General Motors Ventures will invest in automotive-related technologies.
Less than a year after it emerged from bankruptcy, General Motors reported that it has funded a venture capital company with an initial $100 million to invest in automotive-related technologies.
While GM has supported ethanol fuel technologies and will likely continue to do so, the firm has also invested in some high-tech endeavors. It currently trails Ford Motor, which has made major investment commitments for GPS, iTunes tagging, Opera software, and electronics technologies. GM also has a seasoned high-tech leader in CEO Ed Whitacre Jr., who previously was chairman and CEO of AT&T.
General Motors Ventures will be led by Jon Lauckner, who will serve as president of the VC unit beginning July 1. Lauckner will also continue as a board member of GM, suggesting he will likely exercise considerable clout for the VC operation. Lauckner will report to Stephen Girsky, vice chairman of GM's corporate strategy.
"We are constantly looking for ways to deliver the best technology for our customers," said Girsky in a statement. "Our goal is to nurture these innovative technologies to help bring them to market, and to ensure our customers have access to the best technology available."
Slightly more than 60% of GM is owned by the U.S. government, and the company is working to pay back the $50 billion it was loaned by the government to bail it out of bankruptcy.
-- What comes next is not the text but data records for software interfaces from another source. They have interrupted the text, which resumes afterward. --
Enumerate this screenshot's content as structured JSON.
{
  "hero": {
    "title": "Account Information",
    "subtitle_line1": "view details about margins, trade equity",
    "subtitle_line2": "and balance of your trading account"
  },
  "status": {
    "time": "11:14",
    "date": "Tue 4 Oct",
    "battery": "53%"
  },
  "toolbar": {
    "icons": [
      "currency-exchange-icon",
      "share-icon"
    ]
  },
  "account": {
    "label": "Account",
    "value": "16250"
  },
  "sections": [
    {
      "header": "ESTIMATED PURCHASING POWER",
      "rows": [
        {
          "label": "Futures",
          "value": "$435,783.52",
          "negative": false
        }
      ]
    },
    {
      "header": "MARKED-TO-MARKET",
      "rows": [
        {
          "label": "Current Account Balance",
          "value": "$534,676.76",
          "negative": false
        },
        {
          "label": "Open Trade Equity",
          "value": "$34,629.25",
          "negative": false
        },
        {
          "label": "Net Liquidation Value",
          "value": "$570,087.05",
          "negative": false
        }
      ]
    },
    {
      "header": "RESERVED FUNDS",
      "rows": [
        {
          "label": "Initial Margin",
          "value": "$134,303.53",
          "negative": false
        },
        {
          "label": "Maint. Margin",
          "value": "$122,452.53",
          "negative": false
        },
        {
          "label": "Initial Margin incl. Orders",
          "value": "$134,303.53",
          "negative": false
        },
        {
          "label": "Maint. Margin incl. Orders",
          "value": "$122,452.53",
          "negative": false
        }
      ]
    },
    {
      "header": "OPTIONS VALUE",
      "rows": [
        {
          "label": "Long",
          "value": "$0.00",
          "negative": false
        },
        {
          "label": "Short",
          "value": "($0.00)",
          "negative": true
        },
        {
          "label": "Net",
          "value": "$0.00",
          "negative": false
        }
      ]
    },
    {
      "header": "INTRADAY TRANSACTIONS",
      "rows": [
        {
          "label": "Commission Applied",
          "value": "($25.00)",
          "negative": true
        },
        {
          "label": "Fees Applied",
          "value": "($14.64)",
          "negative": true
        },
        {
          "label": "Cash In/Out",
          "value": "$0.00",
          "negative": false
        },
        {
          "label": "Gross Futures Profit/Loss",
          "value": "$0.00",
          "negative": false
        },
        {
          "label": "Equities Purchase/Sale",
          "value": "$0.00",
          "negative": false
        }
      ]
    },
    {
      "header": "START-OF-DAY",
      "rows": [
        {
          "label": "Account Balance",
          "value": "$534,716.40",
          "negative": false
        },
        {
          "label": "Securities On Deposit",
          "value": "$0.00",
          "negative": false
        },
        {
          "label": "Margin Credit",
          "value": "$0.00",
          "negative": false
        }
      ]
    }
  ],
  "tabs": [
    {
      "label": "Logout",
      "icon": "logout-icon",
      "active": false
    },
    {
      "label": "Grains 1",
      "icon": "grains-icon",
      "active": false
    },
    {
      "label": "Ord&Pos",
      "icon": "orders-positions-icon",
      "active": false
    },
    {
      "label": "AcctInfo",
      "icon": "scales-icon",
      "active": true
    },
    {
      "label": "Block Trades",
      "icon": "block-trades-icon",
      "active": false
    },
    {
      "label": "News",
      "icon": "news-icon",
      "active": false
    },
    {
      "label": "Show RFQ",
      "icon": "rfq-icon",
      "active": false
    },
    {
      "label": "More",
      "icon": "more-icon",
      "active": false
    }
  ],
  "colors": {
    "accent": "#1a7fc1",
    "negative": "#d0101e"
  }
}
To date the company has paid the government $6.7 billion, and it has hopes of repaying the remaining $43.3 billion by selling stock to the public, possibly as soon as later this year.
GM's former management left under pressure and Whitacre came out of retirement to run the company. He created AT&T after assembling a group of former Baby Bells, cobbling them together around Southwestern Bell. GM recently posted net income of $865 million in its first quarter.
InformationWeek Elite 100Our data shows these innovators using digital technology in two key areas: providing better products and cutting costs. Almost half of them expect to introduce a new IT-led product this year, and 46% are using technology to make business processes more efficient.
The UC Infrastructure TrapWorries about subpar networks tanking unified communications programs could be valid: Thirty-one percent of respondents have rolled capabilities out to less than 10% of users vs. 21% delivering UC to 76% or more. Is low uptake a result of strained infrastructures delivering poor performance?
InformationWeek Tech Digest, Nov. 10, 2014Just 30% of respondents to our new survey say their companies are very or extremely effective at identifying critical data and analyzing it to make decisions, down from 42% in 2013. What gives?